United States District Court, D. South Carolina
August 7, 2014
Mack James Paul, Jr., Plaintiff,
John Melton, Sumter Police Dept's Employee and Investigating Officer in his Individual and Official Capacity, Defendant.
PAIGE J. GOSSETT, Magistrate Judge.
Plaintiff Mack James Paul, Jr. ("Paul"), proceeding pro se, filed this action pursuant to 42 U.S.C. § 1983 alleging a violation of his constitutional rights. The defendant filed a motion for summary judgment on April 24, 2014, pursuant to the Federal Rules of Civil Procedure. (ECF Nos. 31 & 35.) As the plaintiff is proceeding pro se, the court entered an order pursuant to Roseboro v. Garrison , 528 F.2d 309 (4th Cir. 1975) on April 24, 2014, advising the Paul of the importance of a motion for summary judgment and of the need for him to file an adequate response. (ECF No. 32.) Paul was specifically advised that if he failed to respond adequately, the defendant's motion may be granted, thereby ending his case.

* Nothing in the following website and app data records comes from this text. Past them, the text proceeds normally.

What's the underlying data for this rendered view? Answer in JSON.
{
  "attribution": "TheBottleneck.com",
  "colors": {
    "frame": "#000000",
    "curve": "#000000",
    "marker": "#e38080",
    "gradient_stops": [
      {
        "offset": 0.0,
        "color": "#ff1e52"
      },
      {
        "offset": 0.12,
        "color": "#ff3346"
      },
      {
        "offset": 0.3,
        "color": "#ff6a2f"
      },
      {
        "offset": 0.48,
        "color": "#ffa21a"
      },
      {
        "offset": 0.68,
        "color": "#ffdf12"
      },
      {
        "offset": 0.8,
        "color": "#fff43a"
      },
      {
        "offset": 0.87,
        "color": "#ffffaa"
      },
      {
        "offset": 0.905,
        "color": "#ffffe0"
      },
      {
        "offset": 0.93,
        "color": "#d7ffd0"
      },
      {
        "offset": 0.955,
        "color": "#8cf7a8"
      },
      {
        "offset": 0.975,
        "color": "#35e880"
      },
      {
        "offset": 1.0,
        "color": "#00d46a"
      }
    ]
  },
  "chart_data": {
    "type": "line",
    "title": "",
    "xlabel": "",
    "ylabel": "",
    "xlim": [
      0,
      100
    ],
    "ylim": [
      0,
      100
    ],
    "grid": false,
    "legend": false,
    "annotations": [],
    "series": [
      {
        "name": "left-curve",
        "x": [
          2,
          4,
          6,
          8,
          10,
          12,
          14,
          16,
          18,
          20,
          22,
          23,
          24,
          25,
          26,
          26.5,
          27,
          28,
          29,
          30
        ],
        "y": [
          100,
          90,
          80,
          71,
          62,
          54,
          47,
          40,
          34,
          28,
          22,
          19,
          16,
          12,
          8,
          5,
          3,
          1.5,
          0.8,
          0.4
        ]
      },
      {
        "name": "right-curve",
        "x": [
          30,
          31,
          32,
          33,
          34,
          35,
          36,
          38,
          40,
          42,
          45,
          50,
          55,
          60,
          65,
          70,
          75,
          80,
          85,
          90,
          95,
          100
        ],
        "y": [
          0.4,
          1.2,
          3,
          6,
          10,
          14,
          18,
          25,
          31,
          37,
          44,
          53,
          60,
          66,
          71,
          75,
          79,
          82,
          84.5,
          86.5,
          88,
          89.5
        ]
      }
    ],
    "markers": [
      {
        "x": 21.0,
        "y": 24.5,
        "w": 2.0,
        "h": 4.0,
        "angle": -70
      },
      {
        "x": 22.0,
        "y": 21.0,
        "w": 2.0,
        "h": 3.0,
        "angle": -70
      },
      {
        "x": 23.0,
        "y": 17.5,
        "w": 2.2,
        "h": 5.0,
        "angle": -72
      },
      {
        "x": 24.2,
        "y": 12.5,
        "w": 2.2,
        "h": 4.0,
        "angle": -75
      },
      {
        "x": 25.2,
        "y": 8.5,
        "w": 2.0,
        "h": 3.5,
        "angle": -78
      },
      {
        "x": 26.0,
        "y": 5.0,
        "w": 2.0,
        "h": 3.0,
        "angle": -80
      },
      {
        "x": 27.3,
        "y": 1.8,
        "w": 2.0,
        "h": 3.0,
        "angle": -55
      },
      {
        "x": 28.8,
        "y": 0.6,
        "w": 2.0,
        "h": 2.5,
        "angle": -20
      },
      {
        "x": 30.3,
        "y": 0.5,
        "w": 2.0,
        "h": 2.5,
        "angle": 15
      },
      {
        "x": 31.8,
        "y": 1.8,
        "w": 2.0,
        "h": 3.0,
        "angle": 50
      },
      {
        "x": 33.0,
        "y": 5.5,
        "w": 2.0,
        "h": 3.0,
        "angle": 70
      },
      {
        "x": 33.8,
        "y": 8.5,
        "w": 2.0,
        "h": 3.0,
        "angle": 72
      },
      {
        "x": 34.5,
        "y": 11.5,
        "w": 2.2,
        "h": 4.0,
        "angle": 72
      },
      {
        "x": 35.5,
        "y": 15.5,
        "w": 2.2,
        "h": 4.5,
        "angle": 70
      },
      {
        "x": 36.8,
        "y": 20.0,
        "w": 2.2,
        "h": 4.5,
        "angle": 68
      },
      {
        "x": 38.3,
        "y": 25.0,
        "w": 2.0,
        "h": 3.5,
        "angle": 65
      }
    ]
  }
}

Notwithstanding the specific warning and instructions set forth in the court's Roseboro order, Paul failed to respond to the motion. As Paul is proceeding pro se, the court filed a second order on June 4, 2014, advising Paul that it appeared to the court that he was not opposing the motion and wished to abandon this action, and giving Paul an additional fourteen (14) days in which to file his response to the defendant's motion for summary judgment. (ECF No. 36.) Paul was specifically warned that if he failed to respond, this action would be recommended for dismissal with prejudice for failure to prosecute. See Davis v. Williams , 588 F.2d 69, 70 (4th Cir. 1978); Fed.R.Civ.P. 41(b). In response to the court's order, Paul filed a motion for appointment of counsel. (ECF No. 38.)

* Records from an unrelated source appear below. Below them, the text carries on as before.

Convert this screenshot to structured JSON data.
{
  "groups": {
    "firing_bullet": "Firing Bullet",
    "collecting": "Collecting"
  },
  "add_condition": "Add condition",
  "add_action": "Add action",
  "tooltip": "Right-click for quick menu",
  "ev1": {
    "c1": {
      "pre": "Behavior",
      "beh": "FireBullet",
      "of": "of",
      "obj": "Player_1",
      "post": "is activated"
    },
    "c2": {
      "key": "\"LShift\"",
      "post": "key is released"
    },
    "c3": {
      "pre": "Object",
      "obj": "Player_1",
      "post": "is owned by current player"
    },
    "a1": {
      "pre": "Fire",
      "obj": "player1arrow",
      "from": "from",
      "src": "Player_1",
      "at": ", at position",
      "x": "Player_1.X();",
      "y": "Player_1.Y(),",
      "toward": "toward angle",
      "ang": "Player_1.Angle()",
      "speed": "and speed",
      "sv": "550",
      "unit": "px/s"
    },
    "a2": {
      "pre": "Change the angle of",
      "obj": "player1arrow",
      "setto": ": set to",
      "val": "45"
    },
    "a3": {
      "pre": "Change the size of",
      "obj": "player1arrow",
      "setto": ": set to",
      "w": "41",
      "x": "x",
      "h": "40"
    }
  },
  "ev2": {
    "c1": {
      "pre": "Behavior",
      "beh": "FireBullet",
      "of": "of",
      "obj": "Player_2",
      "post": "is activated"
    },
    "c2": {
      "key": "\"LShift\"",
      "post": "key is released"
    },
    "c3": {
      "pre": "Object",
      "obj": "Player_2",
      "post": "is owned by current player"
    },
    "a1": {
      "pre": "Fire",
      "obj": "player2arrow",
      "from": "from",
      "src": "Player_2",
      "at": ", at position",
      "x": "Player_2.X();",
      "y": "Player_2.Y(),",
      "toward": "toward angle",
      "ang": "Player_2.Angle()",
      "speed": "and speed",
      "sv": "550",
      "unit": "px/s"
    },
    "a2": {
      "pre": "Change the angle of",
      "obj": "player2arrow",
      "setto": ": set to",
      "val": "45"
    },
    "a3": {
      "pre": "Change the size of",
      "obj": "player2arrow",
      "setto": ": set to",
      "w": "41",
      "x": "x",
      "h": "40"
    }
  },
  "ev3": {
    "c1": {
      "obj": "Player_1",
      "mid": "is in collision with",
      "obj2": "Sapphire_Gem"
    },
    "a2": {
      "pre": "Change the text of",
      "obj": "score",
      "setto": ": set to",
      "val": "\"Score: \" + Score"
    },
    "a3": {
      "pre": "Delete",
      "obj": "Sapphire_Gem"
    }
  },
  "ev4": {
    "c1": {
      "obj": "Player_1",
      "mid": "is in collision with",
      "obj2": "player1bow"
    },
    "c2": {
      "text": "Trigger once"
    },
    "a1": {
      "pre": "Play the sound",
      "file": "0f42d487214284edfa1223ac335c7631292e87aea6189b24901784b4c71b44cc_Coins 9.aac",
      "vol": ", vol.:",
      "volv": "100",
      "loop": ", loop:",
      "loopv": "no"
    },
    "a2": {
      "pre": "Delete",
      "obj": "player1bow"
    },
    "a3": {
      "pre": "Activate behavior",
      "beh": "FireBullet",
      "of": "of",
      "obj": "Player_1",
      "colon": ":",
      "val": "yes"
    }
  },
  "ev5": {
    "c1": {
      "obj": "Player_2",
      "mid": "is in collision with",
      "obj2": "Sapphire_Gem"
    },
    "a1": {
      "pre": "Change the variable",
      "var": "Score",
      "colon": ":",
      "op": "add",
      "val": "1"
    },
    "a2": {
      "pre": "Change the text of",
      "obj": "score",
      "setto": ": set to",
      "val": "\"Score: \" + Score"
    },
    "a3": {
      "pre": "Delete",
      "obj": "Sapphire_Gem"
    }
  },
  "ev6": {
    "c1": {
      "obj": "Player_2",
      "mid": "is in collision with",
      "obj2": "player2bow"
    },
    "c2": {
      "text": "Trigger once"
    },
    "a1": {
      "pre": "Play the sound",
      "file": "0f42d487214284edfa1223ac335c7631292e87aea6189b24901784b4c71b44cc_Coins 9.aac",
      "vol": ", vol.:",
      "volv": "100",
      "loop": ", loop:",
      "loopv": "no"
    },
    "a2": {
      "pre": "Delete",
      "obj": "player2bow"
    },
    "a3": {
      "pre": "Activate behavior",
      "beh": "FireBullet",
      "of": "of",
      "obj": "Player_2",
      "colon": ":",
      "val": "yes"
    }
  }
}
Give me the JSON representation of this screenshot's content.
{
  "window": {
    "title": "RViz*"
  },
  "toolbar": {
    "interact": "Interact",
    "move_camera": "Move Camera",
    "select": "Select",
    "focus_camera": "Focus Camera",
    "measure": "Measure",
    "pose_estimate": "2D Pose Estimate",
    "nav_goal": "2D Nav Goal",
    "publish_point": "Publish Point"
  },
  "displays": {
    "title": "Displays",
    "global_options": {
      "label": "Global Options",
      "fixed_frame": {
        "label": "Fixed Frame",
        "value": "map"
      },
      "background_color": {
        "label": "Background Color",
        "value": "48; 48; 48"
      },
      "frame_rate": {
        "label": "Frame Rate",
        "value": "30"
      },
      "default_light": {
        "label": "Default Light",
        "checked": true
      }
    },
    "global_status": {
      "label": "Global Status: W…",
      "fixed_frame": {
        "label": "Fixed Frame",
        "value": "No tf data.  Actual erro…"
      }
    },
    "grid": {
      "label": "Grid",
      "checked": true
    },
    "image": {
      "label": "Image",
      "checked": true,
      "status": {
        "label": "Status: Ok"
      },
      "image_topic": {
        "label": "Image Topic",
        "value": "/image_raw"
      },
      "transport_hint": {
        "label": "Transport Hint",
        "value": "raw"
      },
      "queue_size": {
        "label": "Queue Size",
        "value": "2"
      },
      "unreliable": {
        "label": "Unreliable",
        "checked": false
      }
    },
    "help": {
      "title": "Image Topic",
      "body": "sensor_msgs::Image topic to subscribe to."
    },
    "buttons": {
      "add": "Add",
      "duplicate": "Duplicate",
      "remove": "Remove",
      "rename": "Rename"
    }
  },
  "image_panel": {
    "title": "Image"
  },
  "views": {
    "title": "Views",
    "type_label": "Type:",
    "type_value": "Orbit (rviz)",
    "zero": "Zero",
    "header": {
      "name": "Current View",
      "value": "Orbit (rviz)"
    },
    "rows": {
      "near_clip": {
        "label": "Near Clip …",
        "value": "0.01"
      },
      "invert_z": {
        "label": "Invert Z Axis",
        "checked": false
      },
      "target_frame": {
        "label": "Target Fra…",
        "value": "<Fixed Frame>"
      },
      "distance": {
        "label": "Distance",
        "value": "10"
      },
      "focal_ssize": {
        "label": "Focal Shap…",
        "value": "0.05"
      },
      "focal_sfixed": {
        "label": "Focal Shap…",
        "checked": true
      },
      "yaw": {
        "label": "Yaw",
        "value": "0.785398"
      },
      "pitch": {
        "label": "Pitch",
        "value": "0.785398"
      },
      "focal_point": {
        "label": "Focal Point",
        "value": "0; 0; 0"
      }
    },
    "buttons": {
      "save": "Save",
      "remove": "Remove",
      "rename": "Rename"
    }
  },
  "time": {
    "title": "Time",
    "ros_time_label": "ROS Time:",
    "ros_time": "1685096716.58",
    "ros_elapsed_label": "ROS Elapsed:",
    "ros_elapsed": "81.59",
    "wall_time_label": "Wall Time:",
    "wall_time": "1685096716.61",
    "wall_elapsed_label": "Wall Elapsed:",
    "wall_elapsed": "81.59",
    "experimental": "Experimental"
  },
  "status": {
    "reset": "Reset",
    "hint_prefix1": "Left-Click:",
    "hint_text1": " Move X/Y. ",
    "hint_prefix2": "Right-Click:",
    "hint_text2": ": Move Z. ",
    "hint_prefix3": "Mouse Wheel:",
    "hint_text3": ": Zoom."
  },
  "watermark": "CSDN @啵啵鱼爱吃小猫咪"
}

There is no right to appointed counsel in § 1983 cases. Hardwick v. Ault , 517 F.2d 295 (5th Cir. 1975). The court may use its discretion to request counsel to represent an indigent in a civil action. See 28 U.S.C. § 1915(e)(1); Mallard v. United States Dist. Court for S. Dist. of Iowa , 490 U.S. 296 (1989). However, such discretion "should be allowed only in exceptional cases." Cook v. Bounds , 518 F.2d 779, 780 (4th Cir. 1975). Whether exceptional circumstances are present depends on the type and complexity of the case, and the pro se litigant's ability to prosecute it. Whisenant v. Yuam , 739 F.2d 160 (4th Cir. 1984), abrogated on other grounds by Mallard , 490 U.S. 296.
Paul requests appointment of counsel due to his behavioral and mental health condition and alleges that he is "unable to perform the duties needed for successful completion of [his] claim." (ECF No. 38 at 2.) Paul also alleges that he takes various medications. He attaches medical records to his motion which detail an approximately four-day hospitalization due to suicidal ideation with a diagnosis of recurrent depression and cocaine abuse. Upon review of the file, Paul's filings thus far demonstrate a capacity to present his claims. Further, although Paul's attachments appear to demonstrate a diagnosis of depression, Paul has presented no evidence supporting a finding that any mental health issues or medication would interfere with his ability to prosecute his claims. Accordingly, Paul has shown no exceptional or unusual circumstances presented at this time which would justify the appointment of counsel or that he would be denied due process if an attorney were not appointed. Id . Therefore, Paul's request for a discretionary appointment of counsel under 28 U.S.C. § 1915(e)(1) is denied.
It is hereby
ORDERED that the plaintiff shall advise the court as to whether he wishes to continue with this case and to file a response to the defendant's motion for summary judgment within fourteen (14) days from the date of this order. Plaintiff is further advised that if he fails to respond, this action may be recommended for dismissal with prejudice for failure to prosecute. See Davis v. Williams , 588 F.2d 69, 70 (4th Cir. 1978); Fed.R.Civ.P. 41(b).
IT IS SO ORDERED.